And I’m not even in class!!
What does “Just Try” look like?
That is what it looks like for me right now. That is what it feels like.
Not just a phrase…a way of life
“Just try” has actually been a cornerstone of my practice. And of my life in general since I started (in October 2016).
No matter what the pose, or where I am, I do my best to just try.
How does “just try” show up when I’m in class?
The teacher says to “just try” and pull in and up from the sides of my waist…
But for me, I can’t see that my attention is even in that area of my body. And I know that I am doing my best to put my attention right there. I start to notice just where my attention actually is as I continue to stay with the teacher’s voice and allow myself to be led into the postures.
And miraculously, over time, over the course of several more classes, I notice that the shape of the middle of my body is more visible. Right below my ribs on both sides. I can actually see it move a teeny tiny bit as I breathe into it. Just the teeeny-est bit of aliveness shows up there.
So why does this matter?
I can see the muscles of my stomach. I couldn’t see them before.
In fact, I had never, ever – not until 6 months into practicing this yoga – seen them. Not when I was a skinny 7-year-old in a red-and-white ruffled bikini. Not when I was newly married and quite thin. Not when I was pregnant, not postpartum. Not through all of the yoga practices I have done over the past 40 plus years.
So this is just another post about someone’s abdominal muscles? About someone looking better from doing a yoga class?
No, not even close.
This is a reflection on me starting to believe that it makes a difference what I pay attention to.
This is the real game-changer.
This is a reflection about how this yoga practice has shown me that I can focus my brain in an area of my body and that my body actually has the ability to respond. It has created a new kind of faith in myself that keeps me going back to class every day.
And why does that matter?
Why does it matter that I go back every day?
Because over time, my experience has been that my arthritis doesn’t hurt as much.
I am finding that I can make decisions easier.
I now can balance the checkbook in under two minutes.
Conversations which were difficult ones for me to have before are now easier to have because my responses are actually honest, reflecting my true feelings.
And why does all of that matter?
Because I love feeling good.
Part of feeling good is having less chronic pain. But I also I feel good when I make decisions that reflect my true feelings. I feel good when I can handle my finances efficiently. I feel good when I’m laughing and having fun.
For me, the phrase “just try” is now an integral part of my daily life.
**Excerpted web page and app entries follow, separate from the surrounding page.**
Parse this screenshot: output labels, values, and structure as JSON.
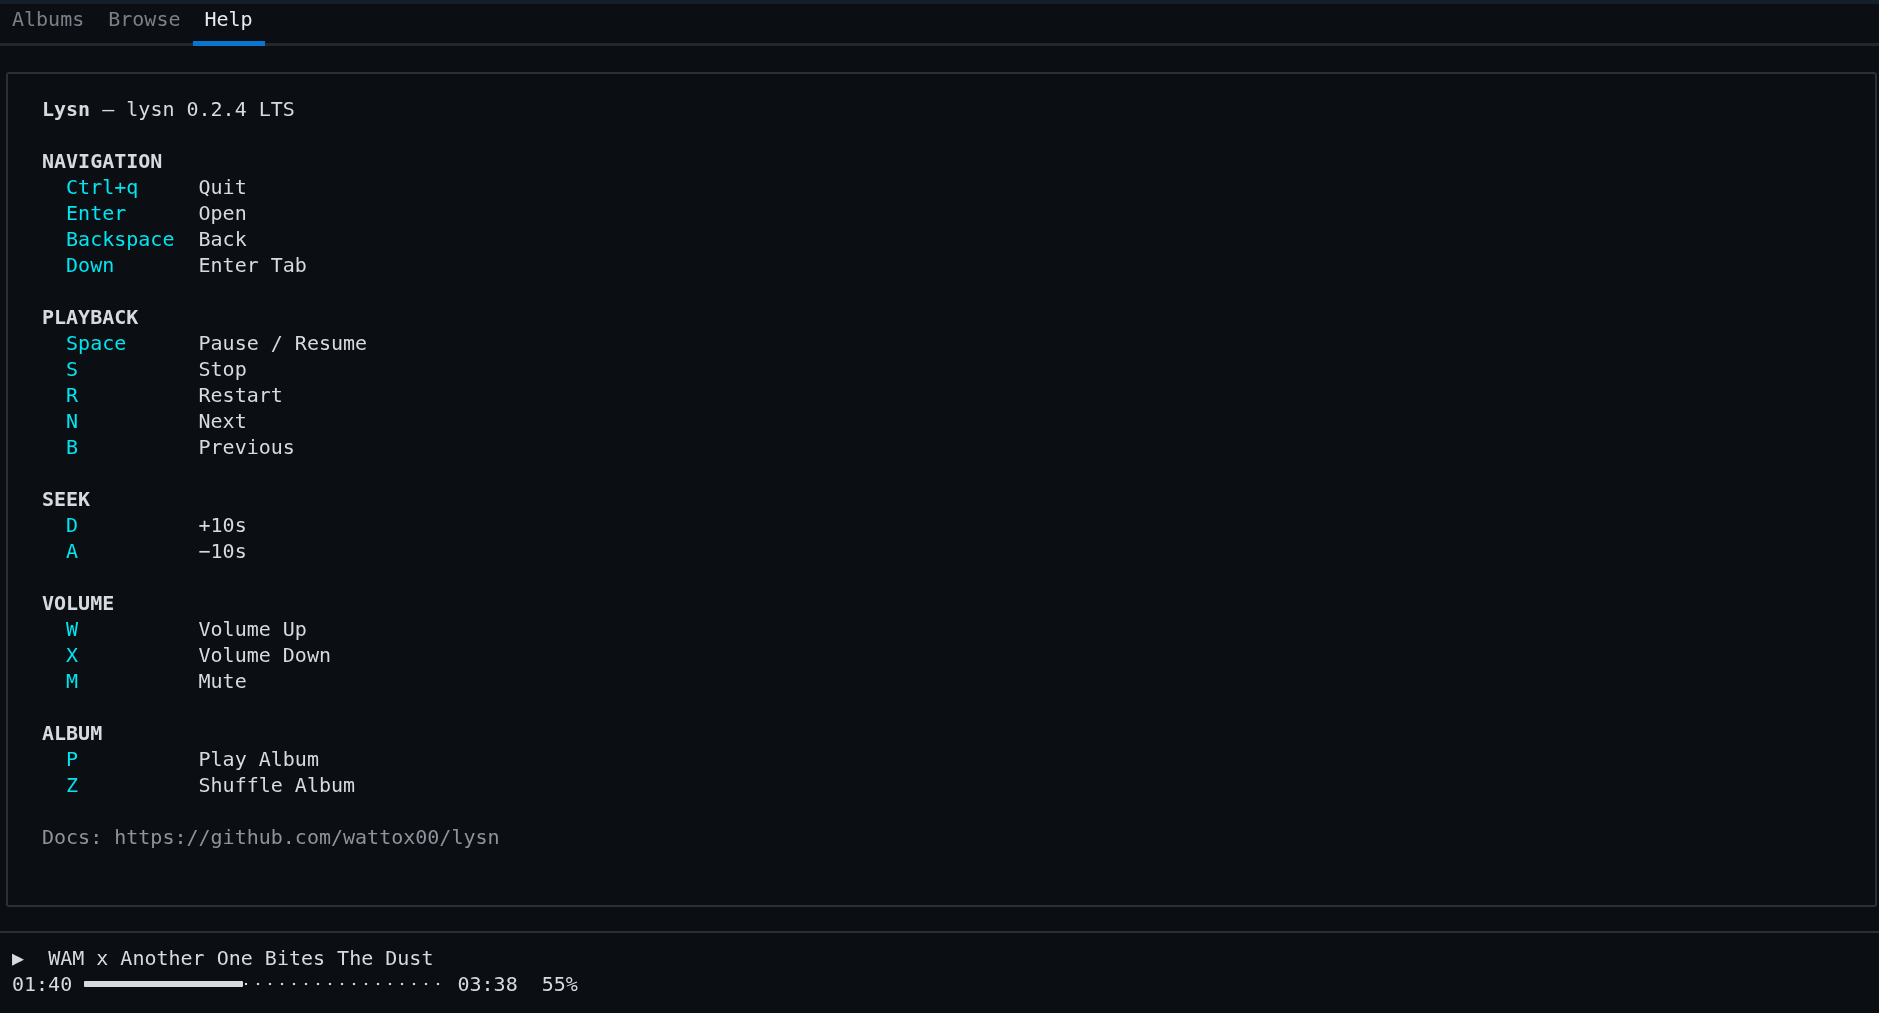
{
  "tabs": [
    {
      "label": "Albums",
      "selected": false
    },
    {
      "label": "Browse",
      "selected": false
    },
    {
      "label": "Help",
      "selected": true
    }
  ],
  "help": {
    "title": "**Lysn** — lysn 0.2.4 LTS",
    "sections": [
      {
        "heading": "NAVIGATION",
        "bindings": [
          {
            "key": "Ctrl+q",
            "action": "Quit"
          },
          {
            "key": "Enter",
            "action": "Open"
          },
          {
            "key": "Backspace",
            "action": "Back"
          },
          {
            "key": "Down",
            "action": "Enter Tab"
          }
        ]
      },
      {
        "heading": "PLAYBACK",
        "bindings": [
          {
            "key": "Space",
            "action": "Pause / Resume"
          },
          {
            "key": "S",
            "action": "Stop"
          },
          {
            "key": "R",
            "action": "Restart"
          },
          {
            "key": "N",
            "action": "Next"
          },
          {
            "key": "B",
            "action": "Previous"
          }
        ]
      },
      {
        "heading": "SEEK",
        "bindings": [
          {
            "key": "D",
            "action": "+10s"
          },
          {
            "key": "A",
            "action": "−10s"
          }
        ]
      },
      {
        "heading": "VOLUME",
        "bindings": [
          {
            "key": "W",
            "action": "Volume Up"
          },
          {
            "key": "X",
            "action": "Volume Down"
          },
          {
            "key": "M",
            "action": "Mute"
          }
        ]
      },
      {
        "heading": "ALBUM",
        "bindings": [
          {
            "key": "P",
            "action": "Play Album"
          },
          {
            "key": "Z",
            "action": "Shuffle Album"
          }
        ]
      }
    ],
    "docs": "Docs: https://github.com/wattox00/lysn"
  },
  "player": {
    "status_icon": "▶",
    "track": "WAM x Another One Bites The Dust",
    "elapsed": "01:40",
    "progress": {
      "level": 0.44
    },
    "duration": "03:38",
    "volume": "55%"
  }
}
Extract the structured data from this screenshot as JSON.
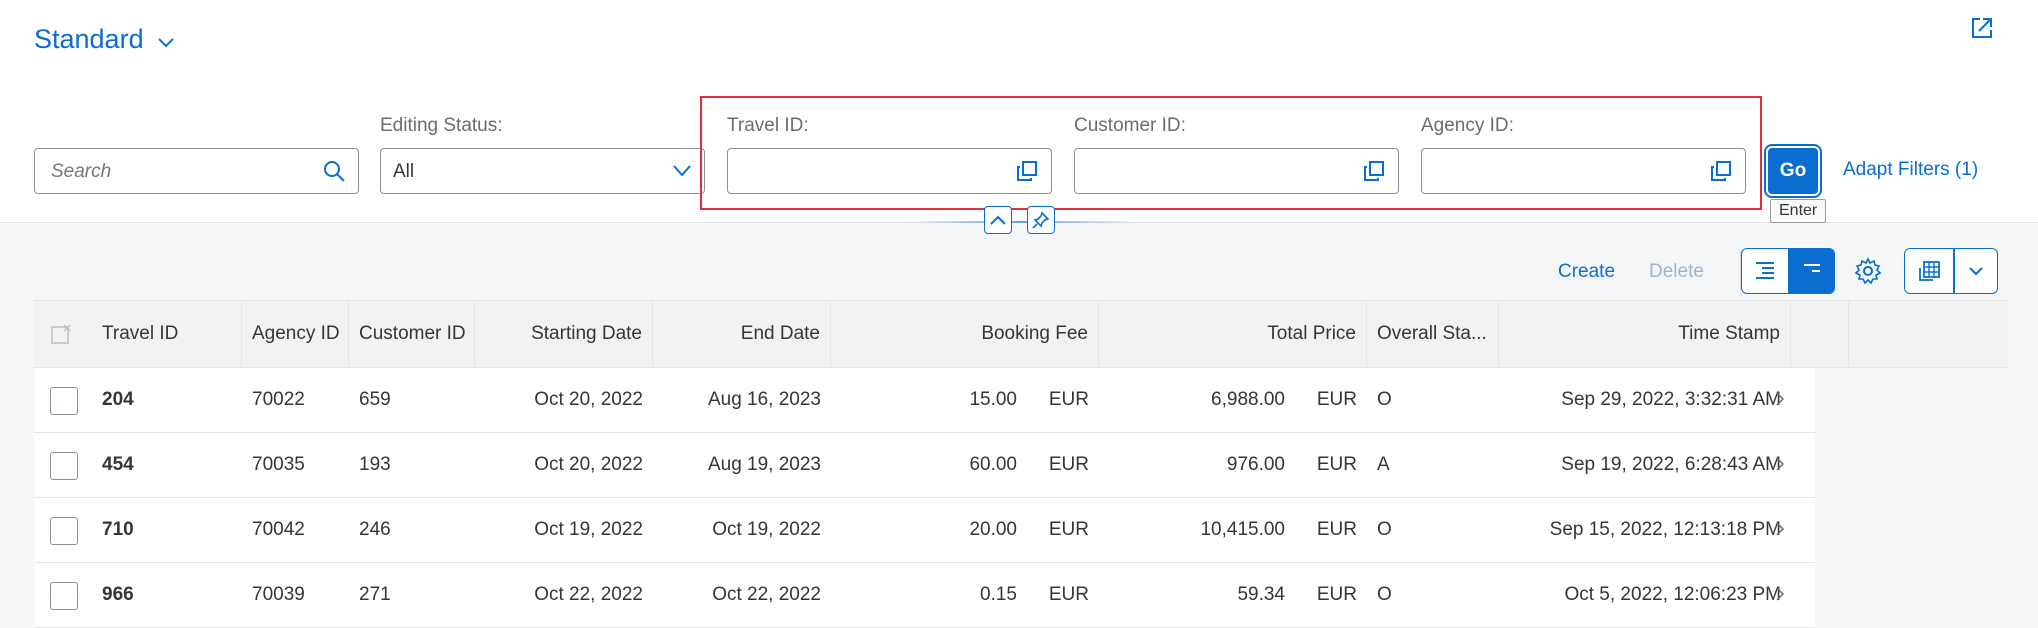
{
  "header": {
    "variant_title": "Standard"
  },
  "filters": {
    "search_placeholder": "Search",
    "editing_status_label": "Editing Status:",
    "editing_status_value": "All",
    "travel_id_label": "Travel ID:",
    "customer_id_label": "Customer ID:",
    "agency_id_label": "Agency ID:",
    "go_label": "Go",
    "go_tooltip": "Enter",
    "adapt_label": "Adapt Filters (1)"
  },
  "toolbar": {
    "create_label": "Create",
    "delete_label": "Delete"
  },
  "table": {
    "columns": [
      "Travel ID",
      "Agency ID",
      "Customer ID",
      "Starting Date",
      "End Date",
      "Booking Fee",
      "Total Price",
      "Overall Sta...",
      "Time Stamp"
    ],
    "rows": [
      {
        "travel_id": "204",
        "agency_id": "70022",
        "customer_id": "659",
        "start": "Oct 20, 2022",
        "end": "Aug 16, 2023",
        "fee": "15.00",
        "fee_cur": "EUR",
        "total": "6,988.00",
        "total_cur": "EUR",
        "status": "O",
        "timestamp": "Sep 29, 2022, 3:32:31 AM"
      },
      {
        "travel_id": "454",
        "agency_id": "70035",
        "customer_id": "193",
        "start": "Oct 20, 2022",
        "end": "Aug 19, 2023",
        "fee": "60.00",
        "fee_cur": "EUR",
        "total": "976.00",
        "total_cur": "EUR",
        "status": "A",
        "timestamp": "Sep 19, 2022, 6:28:43 AM"
      },
      {
        "travel_id": "710",
        "agency_id": "70042",
        "customer_id": "246",
        "start": "Oct 19, 2022",
        "end": "Oct 19, 2022",
        "fee": "20.00",
        "fee_cur": "EUR",
        "total": "10,415.00",
        "total_cur": "EUR",
        "status": "O",
        "timestamp": "Sep 15, 2022, 12:13:18 PM"
      },
      {
        "travel_id": "966",
        "agency_id": "70039",
        "customer_id": "271",
        "start": "Oct 22, 2022",
        "end": "Oct 22, 2022",
        "fee": "0.15",
        "fee_cur": "EUR",
        "total": "59.34",
        "total_cur": "EUR",
        "status": "O",
        "timestamp": "Oct 5, 2022, 12:06:23 PM"
      }
    ]
  },
  "colors": {
    "accent": "#0a6ed1",
    "highlight": "#e52d3a"
  }
}
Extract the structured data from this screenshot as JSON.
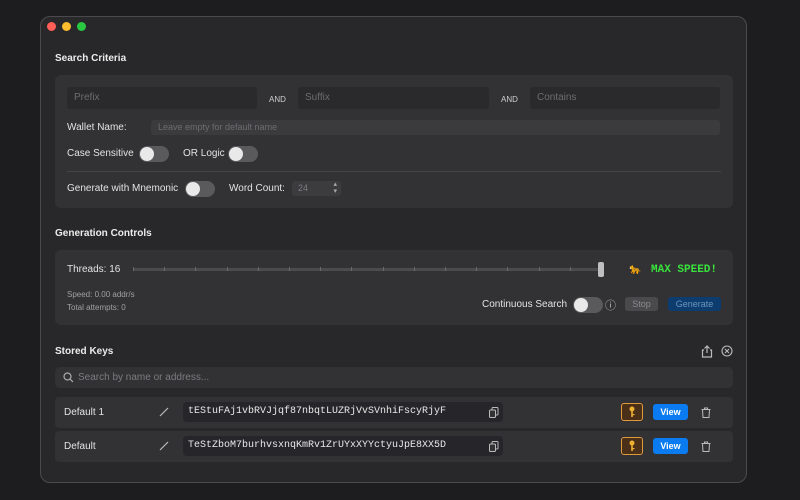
{
  "search_criteria": {
    "title": "Search Criteria",
    "prefix_placeholder": "Prefix",
    "and1": "AND",
    "suffix_placeholder": "Suffix",
    "and2": "AND",
    "contains_placeholder": "Contains",
    "wallet_name_label": "Wallet Name:",
    "wallet_name_placeholder": "Leave empty for default name",
    "case_sensitive_label": "Case Sensitive",
    "or_logic_label": "OR Logic",
    "mnemonic_label": "Generate with Mnemonic",
    "word_count_label": "Word Count:",
    "word_count_value": "24"
  },
  "generation": {
    "title": "Generation Controls",
    "threads_label": "Threads: 16",
    "speed_badge_icon": "🐆",
    "speed_badge_text": "MAX SPEED!",
    "speed_text": "Speed: 0.00 addr/s",
    "attempts_text": "Total attempts: 0",
    "continuous_label": "Continuous Search",
    "info_icon": "ⓘ",
    "stop_label": "Stop",
    "generate_label": "Generate",
    "threads_level": 1.0
  },
  "stored_keys": {
    "title": "Stored Keys",
    "search_placeholder": "Search by name or address...",
    "rows": [
      {
        "name": "Default 1",
        "address": "tEStuFAj1vbRVJjqf87nbqtLUZRjVvSVnhiFscyRjyF",
        "view_label": "View"
      },
      {
        "name": "Default",
        "address": "TeStZboM7burhvsxnqKmRv1ZrUYxXYYctyuJpE8XX5D",
        "view_label": "View"
      }
    ]
  },
  "colors": {
    "accent_blue": "#0a7bf0",
    "speed_green": "#38e33d",
    "key_orange": "#e09a3a"
  }
}
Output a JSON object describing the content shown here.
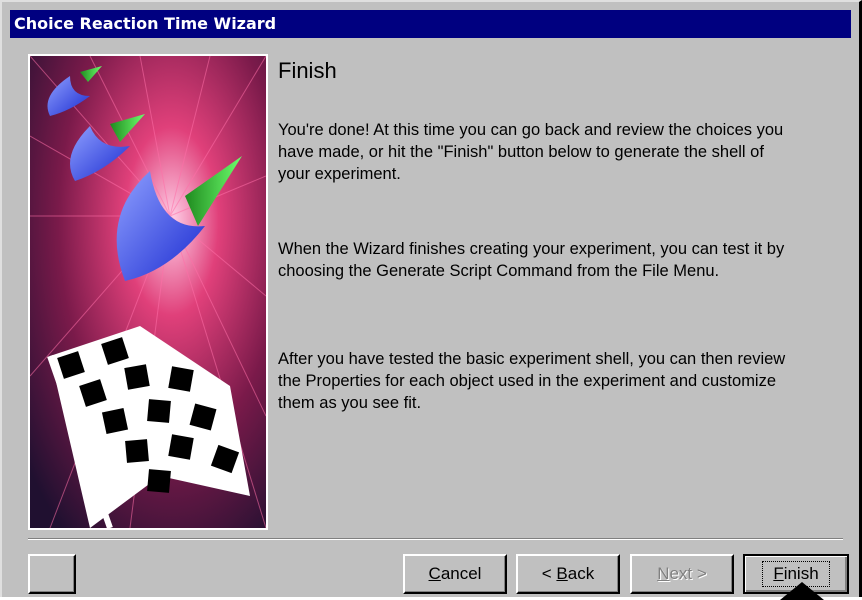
{
  "window": {
    "title": "Choice Reaction Time Wizard"
  },
  "content": {
    "heading": "Finish",
    "paragraphs": [
      "You're done!  At this time you can go back and review the choices you have made, or hit the \"Finish\" button below to generate the shell of your experiment.",
      "When the Wizard finishes creating your experiment, you can test it by choosing the Generate Script Command from the File Menu.",
      "After you have tested the basic experiment shell, you can then review the Properties for each object used in the experiment and customize them as you see fit."
    ]
  },
  "buttons": {
    "help": "",
    "cancel": {
      "mnemonic": "C",
      "rest": "ancel"
    },
    "back": {
      "prefix": "< ",
      "mnemonic": "B",
      "rest": "ack"
    },
    "next": {
      "mnemonic": "N",
      "rest": "ext >"
    },
    "finish": {
      "mnemonic": "F",
      "rest": "inish"
    },
    "next_enabled": false,
    "focused": "finish"
  },
  "colors": {
    "title_bar": "#000080",
    "face": "#c0c0c0",
    "image_accent_pink": "#c2185b",
    "image_accent_blue": "#2a3cff",
    "image_accent_green": "#39e639"
  },
  "icons": {
    "wizard_image": "fireworks-checkered-flag-graphic",
    "cursor": "mouse-pointer-icon"
  }
}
Many times a day, I take a deep breath as I transition from one thing to another – I “just try” and before I even know it, I’m drinking more water, eating more nutritiously, and getting 8 hours of sleep on a consistent basis.
Who knew that the phrase “just try” would be the secret ingredient to successful, happy living?
Certainly not me. I’m just so grateful I was willing to just try.
About your guest blogger:
Char Brooks is a 61-year-old Bikram Yoga student who has been practicing this form of yoga at BYCA for 7 months. She has practiced and studied yoga for over 40 years, beginning when she was about 20, and she has practiced meditation daily for approximately 15 years. Char earned a teacher training certification in vinyasa from Jonny Kest’s Center for Yoga and has practiced Iyengar, Kripalu, Restorative and Yin yoga. She continues to meditate twice daily and practices with an online studio regularly at home in addition to attending BYCA approximately 4-5 times a week.